■ **Exercise description**:
Pictures excluded, return every entry exactly, please.
━━━━━━━━━━━━━━━━
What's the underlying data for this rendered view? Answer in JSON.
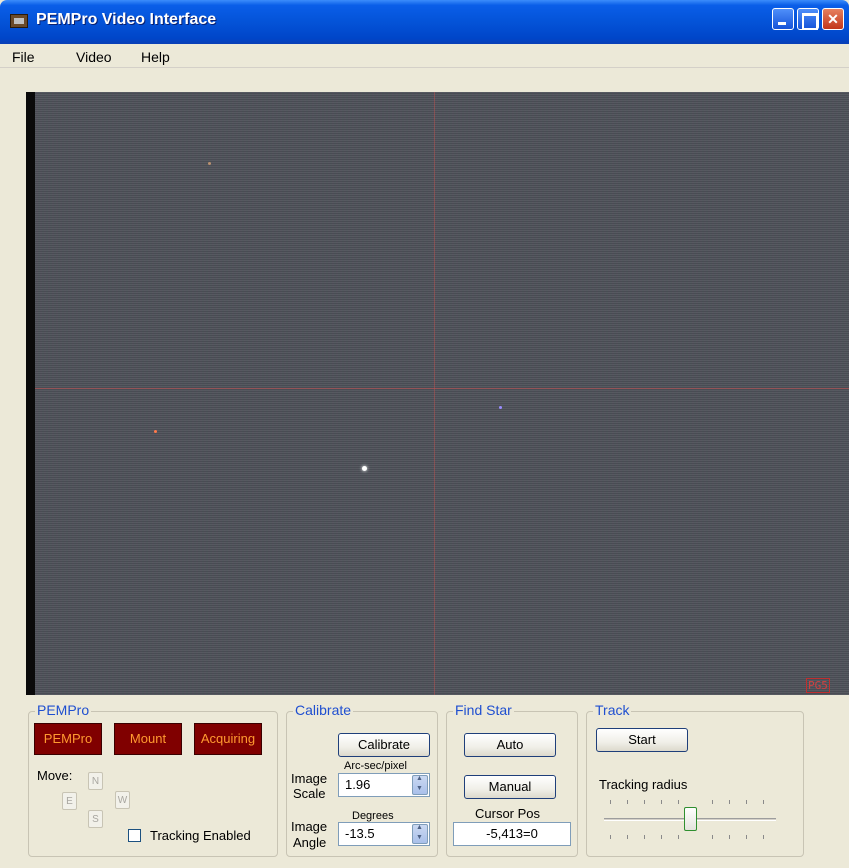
{
  "window": {
    "title": "PEMPro Video Interface"
  },
  "menu": {
    "items": [
      "File",
      "Video",
      "Help"
    ]
  },
  "video": {
    "corner_mark": "PG5"
  },
  "pempro_group": {
    "title": "PEMPro",
    "buttons": [
      "PEMPro",
      "Mount",
      "Acquiring"
    ],
    "move_label": "Move:",
    "directions": {
      "n": "N",
      "e": "E",
      "w": "W",
      "s": "S"
    },
    "tracking_enabled_label": "Tracking Enabled",
    "tracking_enabled_checked": false
  },
  "calibrate_group": {
    "title": "Calibrate",
    "calibrate_button": "Calibrate",
    "scale_unit_label": "Arc-sec/pixel",
    "image_scale_label_line1": "Image",
    "image_scale_label_line2": "Scale",
    "image_scale_value": "1.96",
    "angle_unit_label": "Degrees",
    "image_angle_label_line1": "Image",
    "image_angle_label_line2": "Angle",
    "image_angle_value": "-13.5"
  },
  "find_star_group": {
    "title": "Find Star",
    "auto_button": "Auto",
    "manual_button": "Manual",
    "cursor_pos_label": "Cursor Pos",
    "cursor_pos_value": "-5,413=0"
  },
  "track_group": {
    "title": "Track",
    "start_button": "Start",
    "tracking_radius_label": "Tracking radius",
    "tracking_radius_fraction": 0.5
  },
  "colors": {
    "title_bar": "#0453d8",
    "group_title": "#1f4fd0",
    "status_button_bg": "#800000",
    "status_button_text": "#ff9a30"
  }
}
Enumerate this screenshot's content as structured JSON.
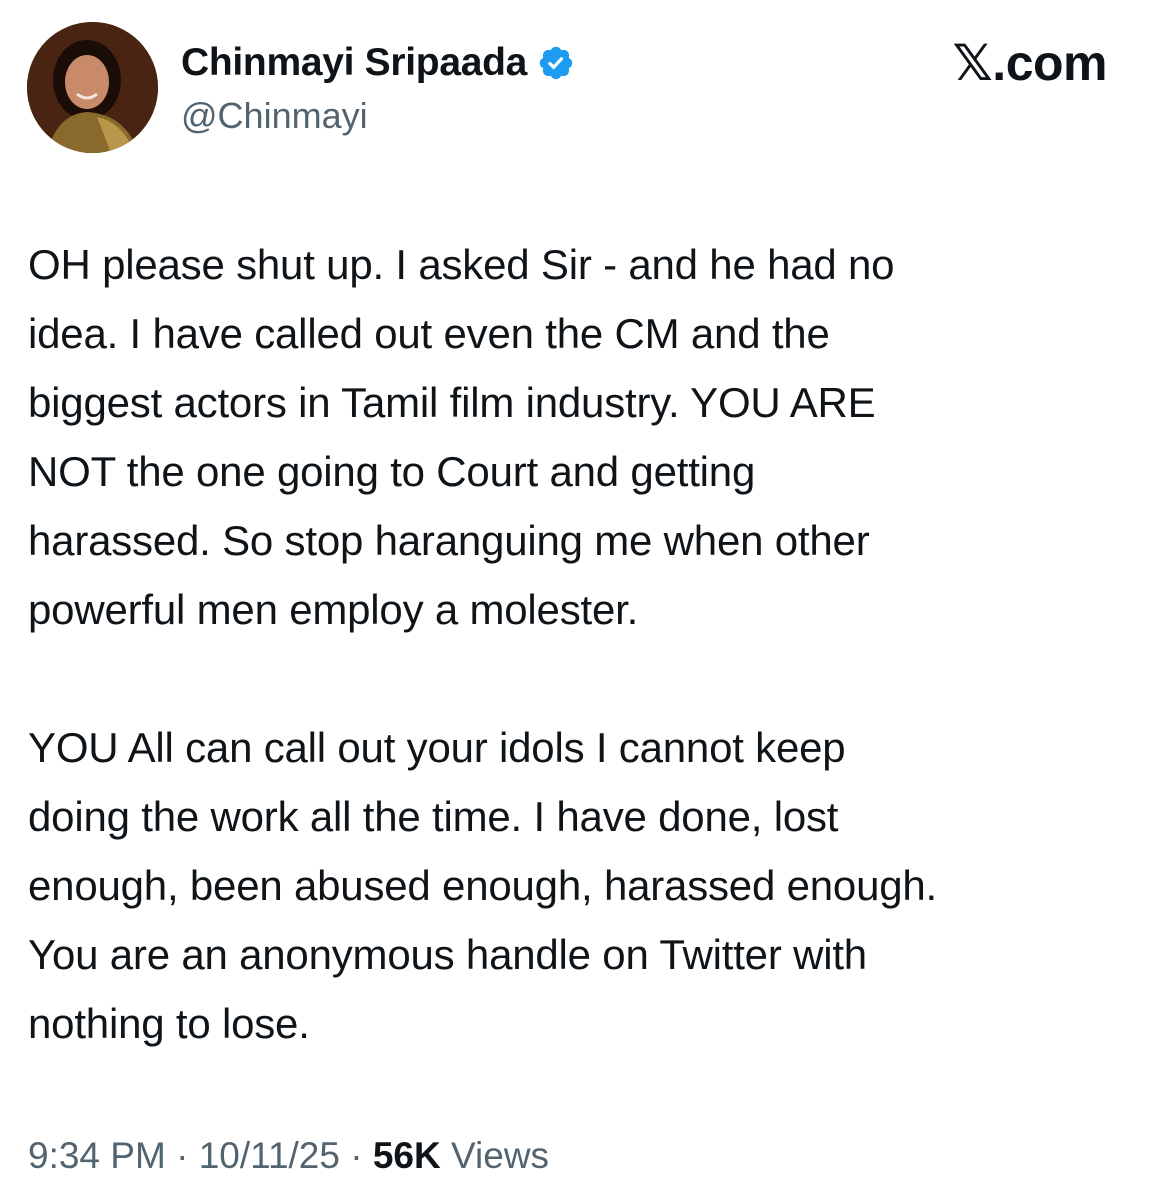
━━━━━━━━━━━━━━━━
■ **Completed exercise**:
What's the underlying data for this rendered view? Answer in JSON.
{
  "window": {
    "title": "PEMPro Video Interface"
  },
  "menu": {
    "items": [
      "File",
      "Video",
      "Help"
    ]
  },
  "video": {
    "corner_mark": "PG5"
  },
  "pempro_group": {
    "title": "PEMPro",
    "buttons": [
      "PEMPro",
      "Mount",
      "Acquiring"
    ],
    "move_label": "Move:",
    "directions": {
      "n": "N",
      "e": "E",
      "w": "W",
      "s": "S"
    },
    "tracking_enabled_label": "Tracking Enabled",
    "tracking_enabled_checked": false
  },
  "calibrate_group": {
    "title": "Calibrate",
    "calibrate_button": "Calibrate",
    "scale_unit_label": "Arc-sec/pixel",
    "image_scale_label_line1": "Image",
    "image_scale_label_line2": "Scale",
    "image_scale_value": "1.96",
    "angle_unit_label": "Degrees",
    "image_angle_label_line1": "Image",
    "image_angle_label_line2": "Angle",
    "image_angle_value": "-13.5"
  },
  "find_star_group": {
    "title": "Find Star",
    "auto_button": "Auto",
    "manual_button": "Manual",
    "cursor_pos_label": "Cursor Pos",
    "cursor_pos_value": "-5,413=0"
  },
  "track_group": {
    "title": "Track",
    "start_button": "Start",
    "tracking_radius_label": "Tracking radius",
    "tracking_radius_fraction": 0.5
  },
  "colors": {
    "title_bar": "#0453d8",
    "group_title": "#1f4fd0",
    "status_button_bg": "#800000",
    "status_button_text": "#ff9a30"
  }
}
Enumerate this screenshot's content as structured JSON.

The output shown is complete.